There is a place for link-ups between art schools and industry, whichcan be of mutual benefit for students and business, but Sebastian Conran takes issuewith those who treat colleges as little more than a source of cheap design
Product innovation is a serious, risky undertaking and experienced judicious design expertise is required to improve the chances of commercially successful results. I was reminded of this at a recent meeting with the managing director of a UK-based housewares manufacturer. It seems that the company had correctly analysed, advised by its customers, that its product offering was dated and needed redesigning – an important event in the business needing substantial investment to implement surely. So rather than seek out the best and most appropriate British design professionals, it admirably contacted a local design college to help. Subsequently, a design project was set for the second-year students to develop a new product range.
Without going into details, although the students were enthusiastic and full of ideas, a year later nothing commercially viable had come from the project. ‘What’s more, they kept on going on holidays,’ said my source.
However talented, energetic and enthusiastic students are, experience is a vital component of any professional’s expertise and ability in doing the job in hand with reliable, repeatable results. If you needed serious surgery, would your first choice be an enthusiastic, talented student-doctor, or someone else who has 20 years experience? Furthermore, one of the great benefits of college is that it gives students the opportunity to experiment.
This experience prejudiced his attitude to ‘designers’ generally and is probably not unique to those who think colleges are a cheap source of design. And I am constantly amazed at the number of companies – mostly British sadly – that have put serious projects out to inexperienced designers in the hope that their energy and enthusiasm will produce something that will be commercially plausible. Admittedly, it can happen, but is it worth the risk in terms of lost time and sales?

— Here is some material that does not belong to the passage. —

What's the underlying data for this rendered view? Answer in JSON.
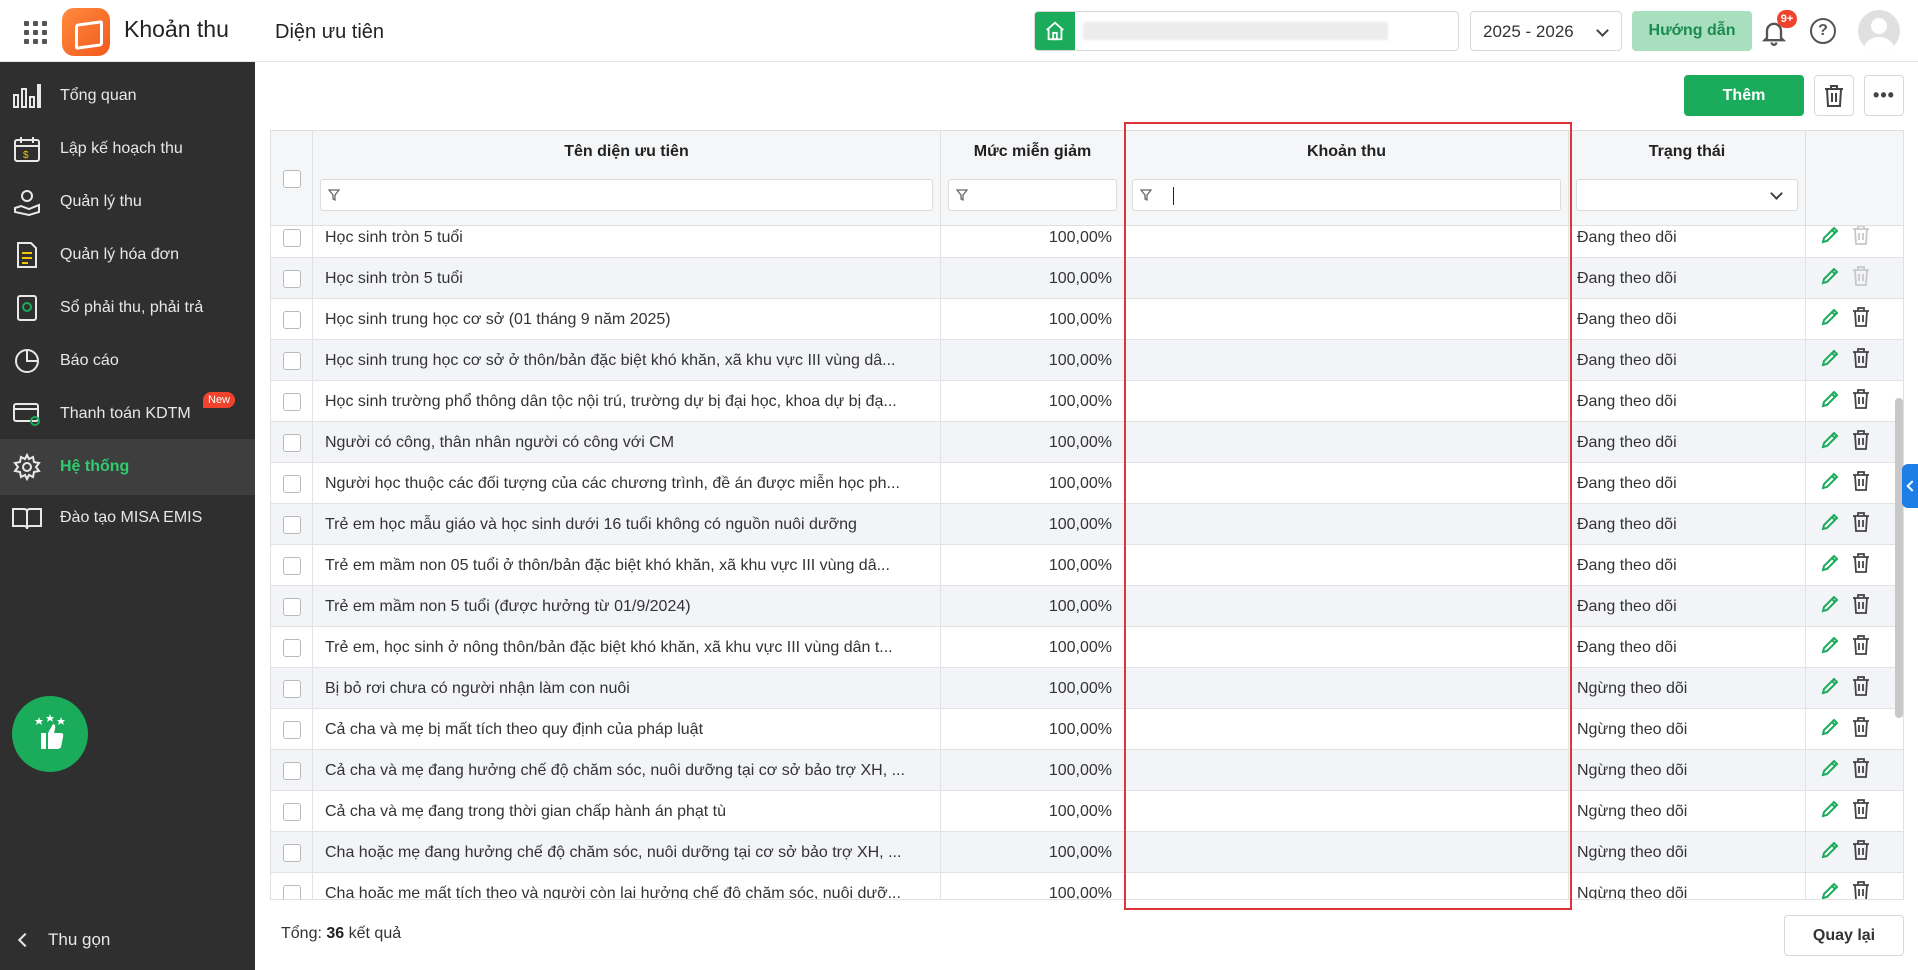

I suppose this is probably better than the almost quasi-homophobic attitude that some British engineering manufacturers exhibited in my early career. It’s really not surprising that the UK doesn’t make much anymore, is it? Sometimes it seems that, since World War I, Britain’s industries have been run by those with more interest in factoring than manufacturing.
Now we are on the edge of an economic abyss without the financial sector to sponsor the nation there is a sudden realisation that something must be done, and technology will be the new saviour. Britain always laments that it seems to be good at inventing stuff, but poor at reaping the rewards of its science. Perhaps a metaphor for this is that offering technology without design thinking is almost akin to serving raw ingredients without cooking to make them palatable. And, of course, the better the chef… In concert with an in-house team of experienced design professionals, an approach of tapping into the enthusiasm of students may provide the sort of inspiration that will unlock an impasse in development perhaps, but as a source of cheap design you get what you pay for. Teaching is something that I have always enjoyed, not only because it gives a sense of putting something back – although I too seemed to learn quite a bit in the process – but also because of the joy and satisfaction of seeing past students such as Shin and Tomoko Azumi, Tom Heatherwick, Michael Marriott and Luke Pearson succeed on the international stage.

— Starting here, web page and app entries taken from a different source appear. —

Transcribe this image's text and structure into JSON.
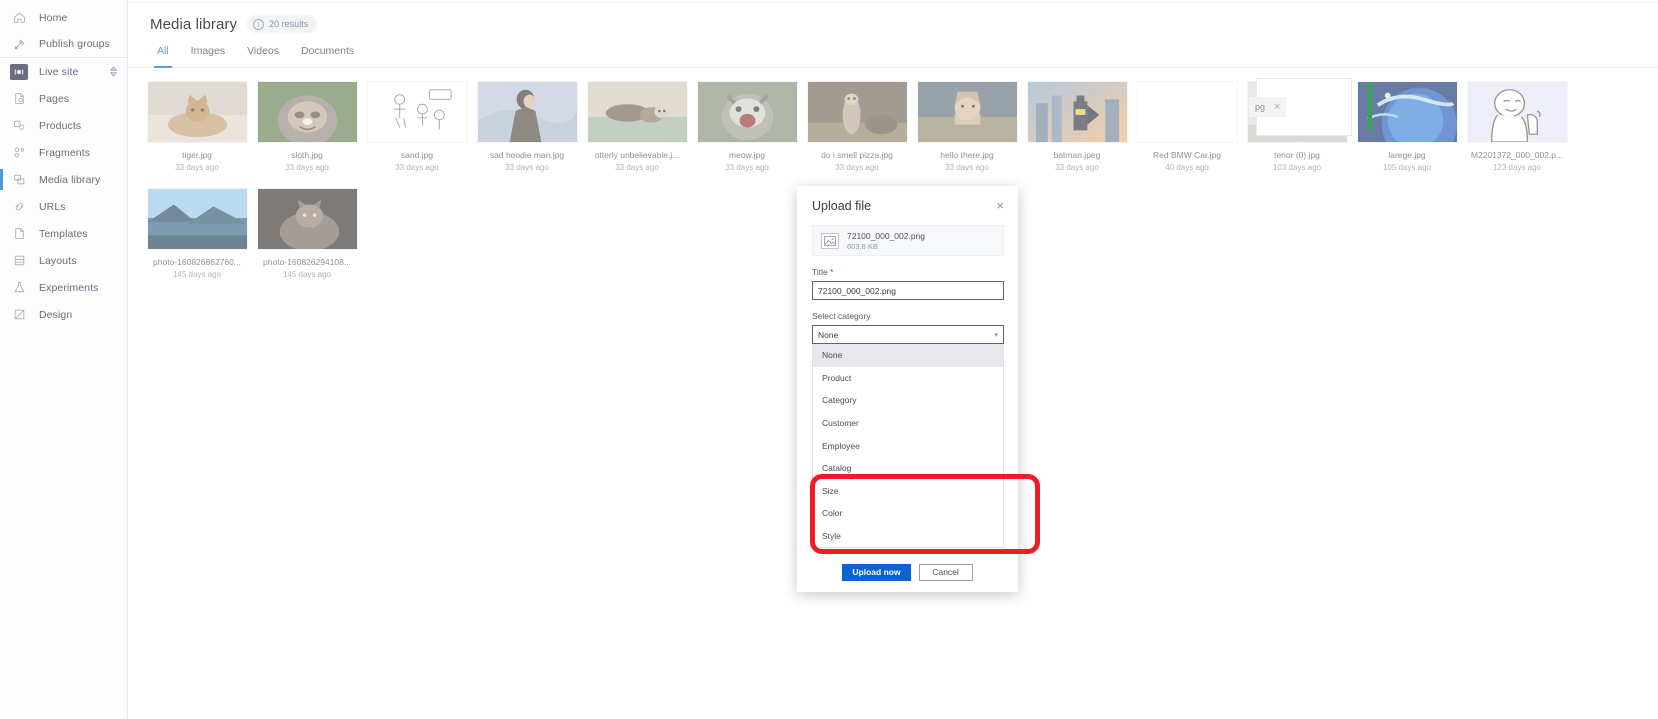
{
  "sidebar": {
    "items": [
      {
        "label": "Home",
        "icon": "home-icon",
        "key": "home"
      },
      {
        "label": "Publish groups",
        "icon": "publish-groups-icon",
        "key": "publish-groups"
      },
      {
        "label": "Live site",
        "icon": "live-site-icon",
        "key": "live-site"
      },
      {
        "label": "Pages",
        "icon": "pages-icon",
        "key": "pages"
      },
      {
        "label": "Products",
        "icon": "products-icon",
        "key": "products"
      },
      {
        "label": "Fragments",
        "icon": "fragments-icon",
        "key": "fragments"
      },
      {
        "label": "Media library",
        "icon": "media-library-icon",
        "key": "media-library"
      },
      {
        "label": "URLs",
        "icon": "urls-icon",
        "key": "urls"
      },
      {
        "label": "Templates",
        "icon": "templates-icon",
        "key": "templates"
      },
      {
        "label": "Layouts",
        "icon": "layouts-icon",
        "key": "layouts"
      },
      {
        "label": "Experiments",
        "icon": "experiments-icon",
        "key": "experiments"
      },
      {
        "label": "Design",
        "icon": "design-icon",
        "key": "design"
      }
    ]
  },
  "header": {
    "title": "Media library",
    "results_badge": "20 results",
    "info_glyph": "i"
  },
  "tabs": [
    {
      "label": "All",
      "active": true
    },
    {
      "label": "Images",
      "active": false
    },
    {
      "label": "Videos",
      "active": false
    },
    {
      "label": "Documents",
      "active": false
    }
  ],
  "media": [
    {
      "name": "tiger.jpg",
      "date": "33 days ago",
      "thumb": "cat-tabby"
    },
    {
      "name": "sloth.jpg",
      "date": "33 days ago",
      "thumb": "sloth"
    },
    {
      "name": "sand.jpg",
      "date": "33 days ago",
      "thumb": "sketch"
    },
    {
      "name": "sad hoodie man.jpg",
      "date": "33 days ago",
      "thumb": "hoodie"
    },
    {
      "name": "otterly unbelievable.j...",
      "date": "33 days ago",
      "thumb": "otters"
    },
    {
      "name": "meow.jpg",
      "date": "33 days ago",
      "thumb": "raccoon"
    },
    {
      "name": "do i smell pizza.jpg",
      "date": "33 days ago",
      "thumb": "otter-stand"
    },
    {
      "name": "hello there.jpg",
      "date": "33 days ago",
      "thumb": "obiwan"
    },
    {
      "name": "batman.jpeg",
      "date": "33 days ago",
      "thumb": "batman"
    },
    {
      "name": "Red BMW Car.jpg",
      "date": "40 days ago",
      "thumb": "blank"
    },
    {
      "name": "tenor (0).jpg",
      "date": "103 days ago",
      "thumb": "husky"
    },
    {
      "name": "larege.jpg",
      "date": "105 days ago",
      "thumb": "earth"
    },
    {
      "name": "M2201372_000_002.p...",
      "date": "123 days ago",
      "thumb": "meme-face"
    },
    {
      "name": "photo-160826862760...",
      "date": "145 days ago",
      "thumb": "mountain"
    },
    {
      "name": "photo-160826294108...",
      "date": "145 days ago",
      "thumb": "cat-dark"
    }
  ],
  "drop_card": {
    "chip_text": "pg",
    "close_glyph": "×"
  },
  "modal": {
    "title": "Upload file",
    "close_glyph": "×",
    "file": {
      "name": "72100_000_002.png",
      "size": "603.8 KB"
    },
    "title_field": {
      "label": "Title",
      "required_mark": "*",
      "value": "72100_000_002.png"
    },
    "category_field": {
      "label": "Select category",
      "selected": "None",
      "chevron": "▾",
      "options": [
        "None",
        "Product",
        "Category",
        "Customer",
        "Employee",
        "Catalog",
        "Size",
        "Color",
        "Style"
      ]
    },
    "buttons": {
      "primary": "Upload now",
      "secondary": "Cancel"
    }
  },
  "colors": {
    "accent_blue": "#0b63ce",
    "tab_active": "#5a9fd8",
    "annotation_red": "#ee1c25",
    "status_green": "#2fa84f",
    "required_red": "#da1414"
  }
}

Some of the presiding genius of world-leading companies like Apple and Microsoft started business while on campus and London is undoubtedly the hub of the UK’s world leading creative and cultural industries, which contribute $100bn (£68bn) to the nation’s economy. The Royal College of Art and Central St Martins College of Art and Design are among the leading academic institutions that feed these sectors with inspirational graduates. They partner with industry to ensure they remain at the cutting edge of innovation and their alumni are at the forefront of creative industry thinking.
Our leading medical and scientific businesses have much stronger links with research institutions, using facilities and drawing on experience and talent they cannot justify as a permanent resource. Couldn’t similar arrangements be made in sophisticated places of design learning and thinking to harness the emergent science-based technologies, giving them a relevance and appeal to the world’s consumers?
To achieve this, the industries that will benefit from using advanced design thinking to contextualise their technology will need to support these design research resources. Leading design consultancies might also benefit from collaborating with them. This would lead to an economy of scale that would justify otherwise unaffordable equipment and facilities, which students would benefit from too.
This is no time for the Government to be cutting back on design education. Emergent technology is a potential saviour of the economy, but without being harnessed by great design thinking, it will have little chance of having the world-class appeal it needs to attract consumers.
Rather than cuts, serious investment needs be made in postgraduate-level design research to allow us to offer both professional designers and industry businesslike and practical research facilities that are not hampered by academic dogma. And perhaps, in fairness, the responsibility for funding this technology-harnessing design thinking should come from the industry that will benefit, rather than from an already over-stretched education system.
Sebastian Conran is managing director of Studio Conran